(Items from an interface collection)
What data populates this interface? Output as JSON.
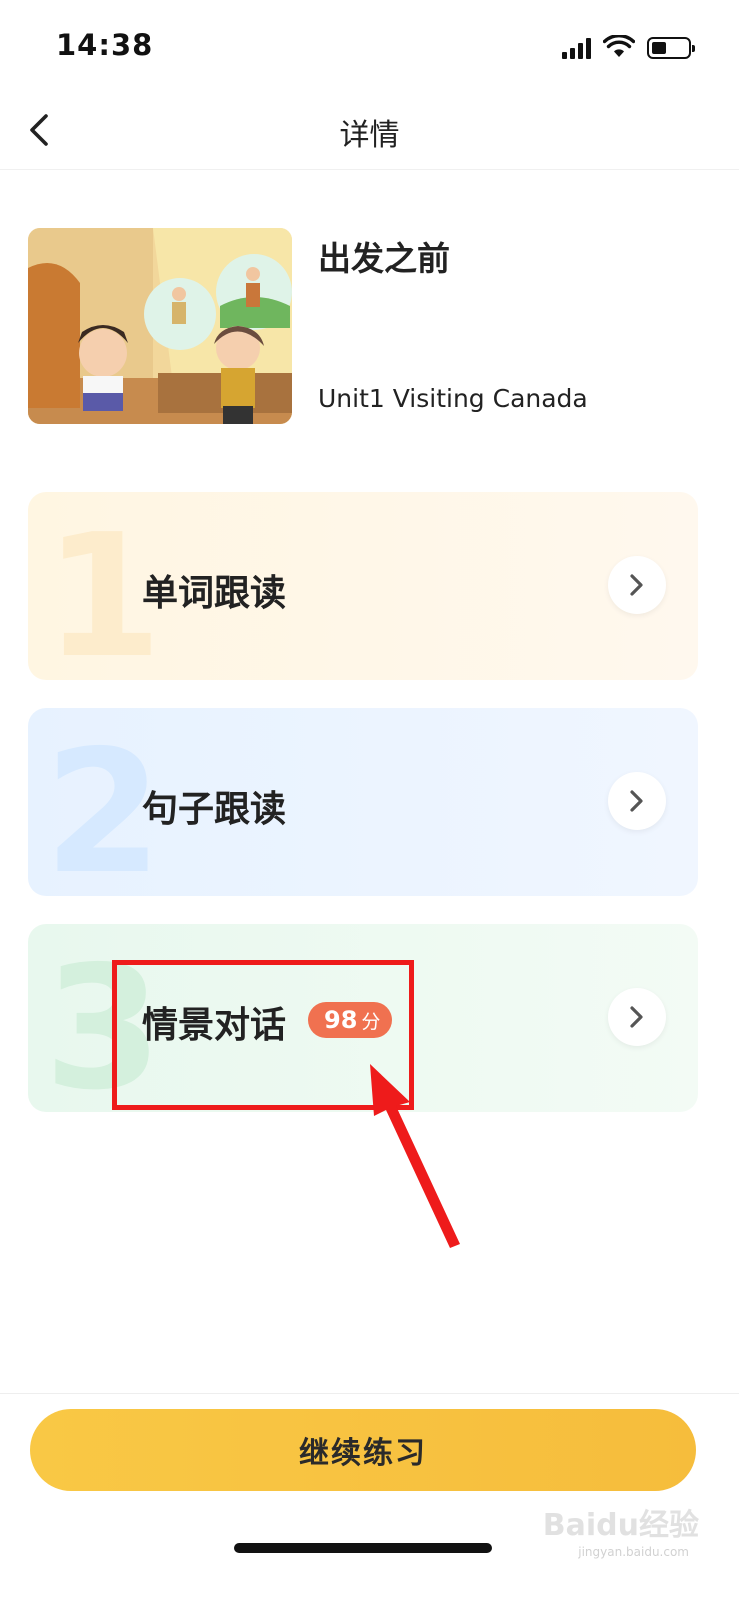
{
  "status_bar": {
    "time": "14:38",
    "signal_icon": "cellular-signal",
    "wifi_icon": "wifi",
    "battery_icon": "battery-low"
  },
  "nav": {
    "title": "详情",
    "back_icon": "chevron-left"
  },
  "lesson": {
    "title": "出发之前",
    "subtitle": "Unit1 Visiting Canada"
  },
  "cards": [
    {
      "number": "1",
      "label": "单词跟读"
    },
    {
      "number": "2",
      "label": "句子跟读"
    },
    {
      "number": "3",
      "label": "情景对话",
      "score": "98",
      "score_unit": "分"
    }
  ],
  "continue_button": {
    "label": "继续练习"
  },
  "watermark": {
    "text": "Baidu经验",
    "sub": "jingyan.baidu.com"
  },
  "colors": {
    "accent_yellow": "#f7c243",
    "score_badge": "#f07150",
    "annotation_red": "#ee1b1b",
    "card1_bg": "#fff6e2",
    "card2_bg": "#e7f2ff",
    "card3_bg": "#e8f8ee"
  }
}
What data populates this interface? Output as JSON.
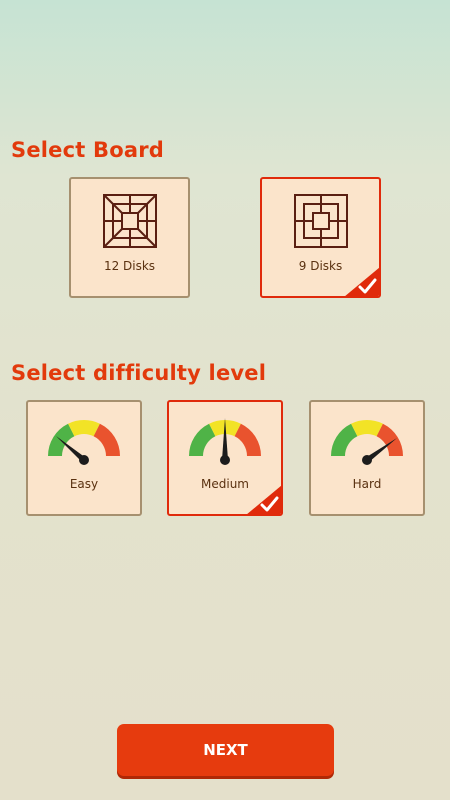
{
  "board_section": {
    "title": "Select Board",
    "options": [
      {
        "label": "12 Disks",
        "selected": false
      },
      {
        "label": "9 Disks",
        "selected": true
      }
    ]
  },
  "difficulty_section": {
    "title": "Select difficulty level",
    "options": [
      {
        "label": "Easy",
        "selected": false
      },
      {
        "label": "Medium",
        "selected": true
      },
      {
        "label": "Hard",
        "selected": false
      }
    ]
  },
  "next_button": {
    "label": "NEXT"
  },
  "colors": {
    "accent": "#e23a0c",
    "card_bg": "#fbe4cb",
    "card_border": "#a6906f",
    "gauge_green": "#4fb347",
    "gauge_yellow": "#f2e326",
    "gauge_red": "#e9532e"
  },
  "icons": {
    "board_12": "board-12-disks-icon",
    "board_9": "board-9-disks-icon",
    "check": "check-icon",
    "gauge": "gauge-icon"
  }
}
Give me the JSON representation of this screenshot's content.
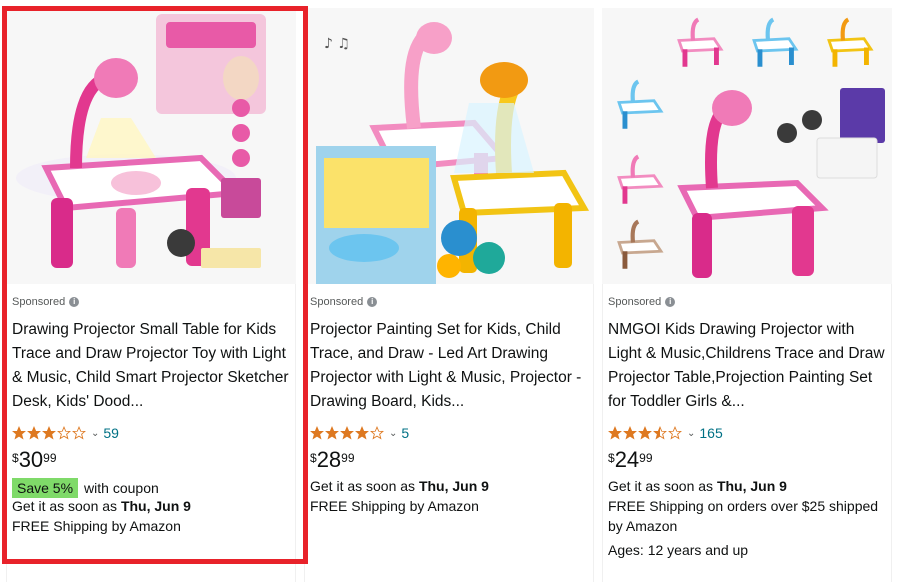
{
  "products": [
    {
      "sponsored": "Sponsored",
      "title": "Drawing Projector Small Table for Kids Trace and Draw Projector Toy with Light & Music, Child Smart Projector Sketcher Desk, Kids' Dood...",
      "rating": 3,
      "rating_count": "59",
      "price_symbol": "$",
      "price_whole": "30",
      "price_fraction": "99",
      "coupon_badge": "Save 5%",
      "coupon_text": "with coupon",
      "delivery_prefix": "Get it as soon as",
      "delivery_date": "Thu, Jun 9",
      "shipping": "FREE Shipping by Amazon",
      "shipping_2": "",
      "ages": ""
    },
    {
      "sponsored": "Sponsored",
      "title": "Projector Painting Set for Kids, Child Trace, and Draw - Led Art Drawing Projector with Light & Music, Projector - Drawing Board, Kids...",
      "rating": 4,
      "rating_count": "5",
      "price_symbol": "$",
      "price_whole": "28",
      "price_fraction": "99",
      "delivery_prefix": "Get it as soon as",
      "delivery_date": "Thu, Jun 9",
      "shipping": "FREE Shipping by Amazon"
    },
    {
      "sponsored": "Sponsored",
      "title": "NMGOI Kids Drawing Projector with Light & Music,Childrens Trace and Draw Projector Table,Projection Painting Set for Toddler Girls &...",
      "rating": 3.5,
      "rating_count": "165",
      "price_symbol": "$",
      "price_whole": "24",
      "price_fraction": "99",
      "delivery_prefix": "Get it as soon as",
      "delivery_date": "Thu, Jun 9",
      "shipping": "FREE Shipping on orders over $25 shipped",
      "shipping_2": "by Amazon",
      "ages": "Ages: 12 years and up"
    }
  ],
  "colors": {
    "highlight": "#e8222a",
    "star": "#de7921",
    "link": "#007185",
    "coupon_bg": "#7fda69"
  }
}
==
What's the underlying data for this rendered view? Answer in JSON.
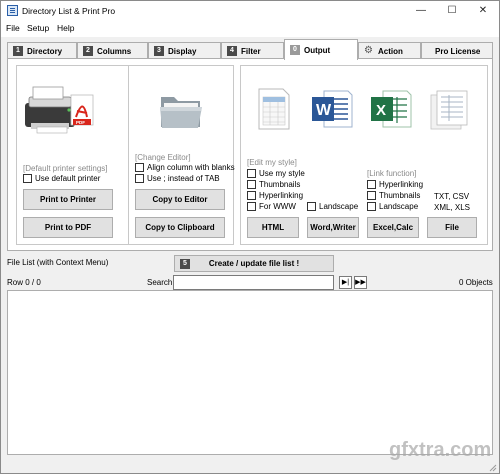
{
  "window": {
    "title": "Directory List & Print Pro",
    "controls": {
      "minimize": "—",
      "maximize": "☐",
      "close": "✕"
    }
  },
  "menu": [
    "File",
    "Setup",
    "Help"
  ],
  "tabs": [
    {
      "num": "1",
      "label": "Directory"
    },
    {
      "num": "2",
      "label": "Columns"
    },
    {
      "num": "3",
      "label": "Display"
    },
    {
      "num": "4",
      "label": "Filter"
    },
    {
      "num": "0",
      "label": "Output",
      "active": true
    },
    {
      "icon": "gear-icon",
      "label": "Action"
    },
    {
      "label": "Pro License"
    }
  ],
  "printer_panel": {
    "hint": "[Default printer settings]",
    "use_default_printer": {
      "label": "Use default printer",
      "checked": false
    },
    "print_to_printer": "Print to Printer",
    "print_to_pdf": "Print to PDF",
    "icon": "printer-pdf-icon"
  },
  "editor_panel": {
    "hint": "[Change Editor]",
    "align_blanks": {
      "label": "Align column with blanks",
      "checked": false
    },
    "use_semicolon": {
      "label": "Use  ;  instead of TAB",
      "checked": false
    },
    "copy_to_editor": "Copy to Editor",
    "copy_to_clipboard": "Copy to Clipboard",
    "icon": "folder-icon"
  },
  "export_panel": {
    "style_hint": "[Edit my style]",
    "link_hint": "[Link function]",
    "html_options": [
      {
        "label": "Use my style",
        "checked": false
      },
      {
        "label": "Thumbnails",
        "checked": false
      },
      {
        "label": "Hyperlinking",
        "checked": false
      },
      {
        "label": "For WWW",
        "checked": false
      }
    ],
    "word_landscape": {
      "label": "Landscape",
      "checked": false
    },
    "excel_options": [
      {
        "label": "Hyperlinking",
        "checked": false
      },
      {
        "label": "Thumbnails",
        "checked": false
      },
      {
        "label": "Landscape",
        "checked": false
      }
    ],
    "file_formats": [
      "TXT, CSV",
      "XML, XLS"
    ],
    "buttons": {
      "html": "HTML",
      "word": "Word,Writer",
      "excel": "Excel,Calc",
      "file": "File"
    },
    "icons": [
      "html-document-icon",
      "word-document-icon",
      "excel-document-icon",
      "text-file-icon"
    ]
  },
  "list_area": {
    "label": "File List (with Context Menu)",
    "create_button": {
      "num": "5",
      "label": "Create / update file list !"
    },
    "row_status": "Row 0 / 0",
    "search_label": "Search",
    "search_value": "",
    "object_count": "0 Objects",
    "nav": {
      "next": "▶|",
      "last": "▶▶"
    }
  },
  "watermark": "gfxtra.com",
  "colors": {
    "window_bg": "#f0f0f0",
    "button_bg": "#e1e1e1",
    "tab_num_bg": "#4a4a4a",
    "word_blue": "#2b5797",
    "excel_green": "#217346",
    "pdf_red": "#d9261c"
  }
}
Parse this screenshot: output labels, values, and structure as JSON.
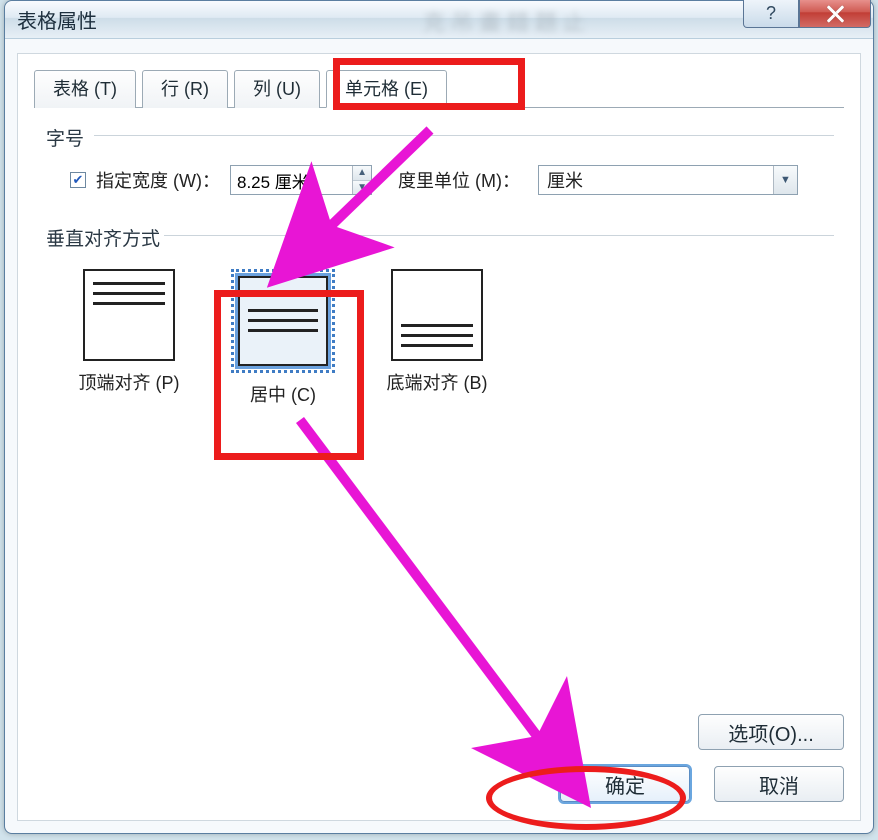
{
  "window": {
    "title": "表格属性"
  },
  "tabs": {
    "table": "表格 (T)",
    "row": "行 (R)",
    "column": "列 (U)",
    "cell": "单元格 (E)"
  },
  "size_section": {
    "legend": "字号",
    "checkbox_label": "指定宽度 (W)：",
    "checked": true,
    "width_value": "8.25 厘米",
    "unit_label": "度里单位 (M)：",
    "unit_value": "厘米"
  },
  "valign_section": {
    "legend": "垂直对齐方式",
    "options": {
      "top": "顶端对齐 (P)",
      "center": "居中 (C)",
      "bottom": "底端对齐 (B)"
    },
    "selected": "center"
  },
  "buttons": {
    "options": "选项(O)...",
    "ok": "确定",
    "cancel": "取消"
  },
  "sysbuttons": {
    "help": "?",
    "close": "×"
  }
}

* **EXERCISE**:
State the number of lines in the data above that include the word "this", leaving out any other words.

* **SOLUTION**:
5